▶ Data for analysis:

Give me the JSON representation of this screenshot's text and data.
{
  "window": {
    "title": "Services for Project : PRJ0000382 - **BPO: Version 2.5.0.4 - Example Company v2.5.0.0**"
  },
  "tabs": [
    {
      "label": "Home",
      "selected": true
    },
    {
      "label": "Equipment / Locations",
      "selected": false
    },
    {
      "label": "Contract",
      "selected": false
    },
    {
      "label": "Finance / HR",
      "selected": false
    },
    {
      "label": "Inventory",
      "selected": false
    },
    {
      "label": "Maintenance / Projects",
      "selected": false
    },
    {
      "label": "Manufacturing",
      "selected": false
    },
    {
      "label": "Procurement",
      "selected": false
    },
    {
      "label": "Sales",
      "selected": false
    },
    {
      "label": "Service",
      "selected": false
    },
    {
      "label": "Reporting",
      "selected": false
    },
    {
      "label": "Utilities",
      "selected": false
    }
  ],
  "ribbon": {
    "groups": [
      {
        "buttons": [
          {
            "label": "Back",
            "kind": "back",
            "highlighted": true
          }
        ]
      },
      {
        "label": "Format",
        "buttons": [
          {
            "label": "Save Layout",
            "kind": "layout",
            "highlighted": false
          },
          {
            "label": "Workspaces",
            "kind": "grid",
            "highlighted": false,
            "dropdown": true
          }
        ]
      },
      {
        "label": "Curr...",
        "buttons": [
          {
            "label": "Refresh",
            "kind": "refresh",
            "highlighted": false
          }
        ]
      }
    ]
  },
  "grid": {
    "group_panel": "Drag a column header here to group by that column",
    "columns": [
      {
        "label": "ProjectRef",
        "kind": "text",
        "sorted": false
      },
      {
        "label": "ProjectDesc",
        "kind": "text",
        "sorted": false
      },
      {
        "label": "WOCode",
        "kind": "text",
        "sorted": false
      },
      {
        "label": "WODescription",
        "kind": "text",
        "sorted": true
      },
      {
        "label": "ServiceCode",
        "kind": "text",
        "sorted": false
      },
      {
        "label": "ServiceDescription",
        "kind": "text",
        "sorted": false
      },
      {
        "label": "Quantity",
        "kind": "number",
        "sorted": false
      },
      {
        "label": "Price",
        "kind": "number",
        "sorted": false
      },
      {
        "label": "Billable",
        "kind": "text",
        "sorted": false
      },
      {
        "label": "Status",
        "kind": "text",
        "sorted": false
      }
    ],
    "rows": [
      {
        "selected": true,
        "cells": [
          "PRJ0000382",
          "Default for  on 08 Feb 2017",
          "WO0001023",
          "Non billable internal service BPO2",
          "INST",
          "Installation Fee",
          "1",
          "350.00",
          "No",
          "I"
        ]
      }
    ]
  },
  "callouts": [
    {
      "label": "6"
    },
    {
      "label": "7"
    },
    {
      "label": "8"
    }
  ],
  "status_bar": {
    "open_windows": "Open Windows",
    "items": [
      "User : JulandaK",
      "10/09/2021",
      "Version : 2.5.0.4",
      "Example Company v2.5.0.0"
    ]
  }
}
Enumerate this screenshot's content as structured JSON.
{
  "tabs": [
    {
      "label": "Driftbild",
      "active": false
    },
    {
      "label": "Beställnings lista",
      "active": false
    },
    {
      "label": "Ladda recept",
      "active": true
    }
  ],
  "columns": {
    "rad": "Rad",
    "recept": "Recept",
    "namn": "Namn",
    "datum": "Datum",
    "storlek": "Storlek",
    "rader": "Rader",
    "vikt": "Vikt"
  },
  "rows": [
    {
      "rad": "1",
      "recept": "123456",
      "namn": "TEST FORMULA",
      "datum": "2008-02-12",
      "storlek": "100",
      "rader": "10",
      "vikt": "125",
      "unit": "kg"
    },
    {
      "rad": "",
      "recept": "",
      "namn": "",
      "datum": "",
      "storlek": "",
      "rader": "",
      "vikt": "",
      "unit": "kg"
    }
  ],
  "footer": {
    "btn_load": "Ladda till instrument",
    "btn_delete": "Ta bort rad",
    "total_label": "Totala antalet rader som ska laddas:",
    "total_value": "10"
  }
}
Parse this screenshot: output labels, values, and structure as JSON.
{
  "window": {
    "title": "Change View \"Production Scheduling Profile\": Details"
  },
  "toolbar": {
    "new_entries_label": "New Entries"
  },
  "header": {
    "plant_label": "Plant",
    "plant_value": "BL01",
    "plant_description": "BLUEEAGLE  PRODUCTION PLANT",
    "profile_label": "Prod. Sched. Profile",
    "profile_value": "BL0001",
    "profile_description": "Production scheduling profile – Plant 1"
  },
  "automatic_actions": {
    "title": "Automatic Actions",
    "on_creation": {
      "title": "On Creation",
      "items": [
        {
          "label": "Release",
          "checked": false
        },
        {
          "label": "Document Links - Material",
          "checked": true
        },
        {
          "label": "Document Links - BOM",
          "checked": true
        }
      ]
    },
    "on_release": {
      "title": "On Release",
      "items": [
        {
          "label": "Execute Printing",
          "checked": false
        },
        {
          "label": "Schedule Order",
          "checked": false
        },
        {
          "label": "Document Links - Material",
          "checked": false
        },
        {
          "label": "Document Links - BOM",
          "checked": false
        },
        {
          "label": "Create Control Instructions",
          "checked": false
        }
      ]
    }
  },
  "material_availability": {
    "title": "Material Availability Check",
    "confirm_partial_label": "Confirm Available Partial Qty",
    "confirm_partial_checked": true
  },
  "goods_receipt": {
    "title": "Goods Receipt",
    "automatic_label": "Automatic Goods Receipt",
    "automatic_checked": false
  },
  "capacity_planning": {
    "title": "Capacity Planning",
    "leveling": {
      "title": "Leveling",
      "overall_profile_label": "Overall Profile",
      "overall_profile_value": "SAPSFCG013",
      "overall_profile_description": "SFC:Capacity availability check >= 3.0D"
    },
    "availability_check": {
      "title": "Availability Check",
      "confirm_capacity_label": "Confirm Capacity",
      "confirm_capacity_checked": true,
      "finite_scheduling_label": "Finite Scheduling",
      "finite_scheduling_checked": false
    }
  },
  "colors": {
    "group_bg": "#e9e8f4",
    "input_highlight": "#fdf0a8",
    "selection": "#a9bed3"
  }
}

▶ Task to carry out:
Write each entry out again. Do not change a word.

▶ Written solution:
Give me the JSON representation of this screenshot's text and data.
{
  "window": {
    "title": "Services for Project : PRJ0000382 - **BPO: Version 2.5.0.4 - Example Company v2.5.0.0**"
  },
  "tabs": [
    {
      "label": "Home",
      "selected": true
    },
    {
      "label": "Equipment / Locations",
      "selected": false
    },
    {
      "label": "Contract",
      "selected": false
    },
    {
      "label": "Finance / HR",
      "selected": false
    },
    {
      "label": "Inventory",
      "selected": false
    },
    {
      "label": "Maintenance / Projects",
      "selected": false
    },
    {
      "label": "Manufacturing",
      "selected": false
    },
    {
      "label": "Procurement",
      "selected": false
    },
    {
      "label": "Sales",
      "selected": false
    },
    {
      "label": "Service",
      "selected": false
    },
    {
      "label": "Reporting",
      "selected": false
    },
    {
      "label": "Utilities",
      "selected": false
    }
  ],
  "ribbon": {
    "groups": [
      {
        "buttons": [
          {
            "label": "Back",
            "kind": "back",
            "highlighted": true
          }
        ]
      },
      {
        "label": "Format",
        "buttons": [
          {
            "label": "Save Layout",
            "kind": "layout",
            "highlighted": false
          },
          {
            "label": "Workspaces",
            "kind": "grid",
            "highlighted": false,
            "dropdown": true
          }
        ]
      },
      {
        "label": "Curr...",
        "buttons": [
          {
            "label": "Refresh",
            "kind": "refresh",
            "highlighted": false
          }
        ]
      }
    ]
  },
  "grid": {
    "group_panel": "Drag a column header here to group by that column",
    "columns": [
      {
        "label": "ProjectRef",
        "kind": "text",
        "sorted": false
      },
      {
        "label": "ProjectDesc",
        "kind": "text",
        "sorted": false
      },
      {
        "label": "WOCode",
        "kind": "text",
        "sorted": false
      },
      {
        "label": "WODescription",
        "kind": "text",
        "sorted": true
      },
      {
        "label": "ServiceCode",
        "kind": "text",
        "sorted": false
      },
      {
        "label": "ServiceDescription",
        "kind": "text",
        "sorted": false
      },
      {
        "label": "Quantity",
        "kind": "number",
        "sorted": false
      },
      {
        "label": "Price",
        "kind": "number",
        "sorted": false
      },
      {
        "label": "Billable",
        "kind": "text",
        "sorted": false
      },
      {
        "label": "Status",
        "kind": "text",
        "sorted": false
      }
    ],
    "rows": [
      {
        "selected": true,
        "cells": [
          "PRJ0000382",
          "Default for  on 08 Feb 2017",
          "WO0001023",
          "Non billable internal service BPO2",
          "INST",
          "Installation Fee",
          "1",
          "350.00",
          "No",
          "I"
        ]
      }
    ]
  },
  "callouts": [
    {
      "label": "6"
    },
    {
      "label": "7"
    },
    {
      "label": "8"
    }
  ],
  "status_bar": {
    "open_windows": "Open Windows",
    "items": [
      "User : JulandaK",
      "10/09/2021",
      "Version : 2.5.0.4",
      "Example Company v2.5.0.0"
    ]
  }
}
Enumerate this screenshot's content as structured JSON.
{
  "tabs": [
    {
      "label": "Driftbild",
      "active": false
    },
    {
      "label": "Beställnings lista",
      "active": false
    },
    {
      "label": "Ladda recept",
      "active": true
    }
  ],
  "columns": {
    "rad": "Rad",
    "recept": "Recept",
    "namn": "Namn",
    "datum": "Datum",
    "storlek": "Storlek",
    "rader": "Rader",
    "vikt": "Vikt"
  },
  "rows": [
    {
      "rad": "1",
      "recept": "123456",
      "namn": "TEST FORMULA",
      "datum": "2008-02-12",
      "storlek": "100",
      "rader": "10",
      "vikt": "125",
      "unit": "kg"
    },
    {
      "rad": "",
      "recept": "",
      "namn": "",
      "datum": "",
      "storlek": "",
      "rader": "",
      "vikt": "",
      "unit": "kg"
    }
  ],
  "footer": {
    "btn_load": "Ladda till instrument",
    "btn_delete": "Ta bort rad",
    "total_label": "Totala antalet rader som ska laddas:",
    "total_value": "10"
  }
}
Parse this screenshot: output labels, values, and structure as JSON.
{
  "window": {
    "title": "Change View \"Production Scheduling Profile\": Details"
  },
  "toolbar": {
    "new_entries_label": "New Entries"
  },
  "header": {
    "plant_label": "Plant",
    "plant_value": "BL01",
    "plant_description": "BLUEEAGLE  PRODUCTION PLANT",
    "profile_label": "Prod. Sched. Profile",
    "profile_value": "BL0001",
    "profile_description": "Production scheduling profile – Plant 1"
  },
  "automatic_actions": {
    "title": "Automatic Actions",
    "on_creation": {
      "title": "On Creation",
      "items": [
        {
          "label": "Release",
          "checked": false
        },
        {
          "label": "Document Links - Material",
          "checked": true
        },
        {
          "label": "Document Links - BOM",
          "checked": true
        }
      ]
    },
    "on_release": {
      "title": "On Release",
      "items": [
        {
          "label": "Execute Printing",
          "checked": false
        },
        {
          "label": "Schedule Order",
          "checked": false
        },
        {
          "label": "Document Links - Material",
          "checked": false
        },
        {
          "label": "Document Links - BOM",
          "checked": false
        },
        {
          "label": "Create Control Instructions",
          "checked": false
        }
      ]
    }
  },
  "material_availability": {
    "title": "Material Availability Check",
    "confirm_partial_label": "Confirm Available Partial Qty",
    "confirm_partial_checked": true
  },
  "goods_receipt": {
    "title": "Goods Receipt",
    "automatic_label": "Automatic Goods Receipt",
    "automatic_checked": false
  },
  "capacity_planning": {
    "title": "Capacity Planning",
    "leveling": {
      "title": "Leveling",
      "overall_profile_label": "Overall Profile",
      "overall_profile_value": "SAPSFCG013",
      "overall_profile_description": "SFC:Capacity availability check >= 3.0D"
    },
    "availability_check": {
      "title": "Availability Check",
      "confirm_capacity_label": "Confirm Capacity",
      "confirm_capacity_checked": true,
      "finite_scheduling_label": "Finite Scheduling",
      "finite_scheduling_checked": false
    }
  },
  "colors": {
    "group_bg": "#e9e8f4",
    "input_highlight": "#fdf0a8",
    "selection": "#a9bed3"
  }
}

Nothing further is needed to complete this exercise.